I’ve written about loneliness before. It can be all consuming. I would never have thought I could be lonely, I have so many wonderful friends and my family is incredible. I live with my parents yet some days, it feels like it’s just me. Just me, alone, with no hair and a life that doesn’t resemble anything that I recognise. So when my phone pings with a text just saying, “hey, how are you doing today?” it opens up a line of communication, a line to the outside world that allows me to participate. Allows me to be honest. Allows me to feel less alone.
Mental health is not linear. I cannot plot how I am going to feel from one hour to the next let alone day to day. But I also ensure that I keep in touch with the rest of the world too. I am not the only one with problems and issues. I am not the only one that can have a bad day. My bad days should not be given any more or any less importance in comparison to other peoples. Everything is relative. Even well people have crappy days where they need to vent and talk. We are all important.
But regardless of these good, bad and ugly days, what I do know, is that the world keeps turning. Days turn into nights that turn into new days. We have to keep putting one foot in front of the other. I was reading about loss and grief the other day and I read something that made an awful lot of sense to me. It said that when you experience loss or grief, that doesn’t go away. It doesn’t ease with time. You carry that loss and grief with you every single day but what does happen, is life starts to grow around it. You build memories and store happiness around that loss so that it becomes more bearable. And I think that’s the important part – life.
So, if you don’t do anything else this evening, I would ask you to do two things:
- Text someone you haven’t heard from in a while, or pick up the phone and give them a call. Ask how they are. Have a laugh and share a story about your day. Be present.
- Do something for you. The crossword, a sudoko, have a bath or read a chapter of your book. You are important.
And also, if you do know someone or if it’s you that needs some support, here are some places where you can find it:
The Samaritans UK (for everyone) 116 123
The Silver Line (for older/elderly people) 0800 4 70 80 90

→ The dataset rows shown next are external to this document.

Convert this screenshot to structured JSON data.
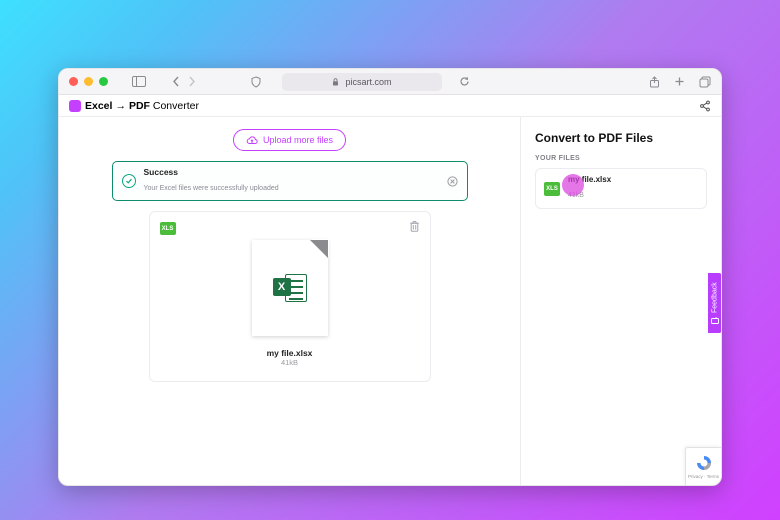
{
  "browser": {
    "url_host": "picsart.com"
  },
  "app": {
    "title_bold1": "Excel",
    "title_arrow": "→",
    "title_bold2": "PDF",
    "title_rest": "Converter"
  },
  "main": {
    "upload_label": "Upload more files",
    "alert": {
      "title": "Success",
      "message": "Your Excel files were successfully uploaded"
    },
    "file": {
      "badge": "XLS",
      "icon_letter": "X",
      "name": "my file.xlsx",
      "size": "41kB"
    }
  },
  "side": {
    "title": "Convert to PDF Files",
    "subtitle": "YOUR FILES",
    "file": {
      "badge": "XLS",
      "name": "my file.xlsx",
      "size": "41kB"
    }
  },
  "feedback": {
    "label": "Feedback"
  },
  "recaptcha": {
    "line": "Privacy · Terms"
  }
}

Childline (for children and young people under 19) 0800 1111
Papyrus (for people under 35) 0800 068 41 41
Or visit http://www.mind.org.uk for many useful resources, support and help.
Happy Tuesday everyone.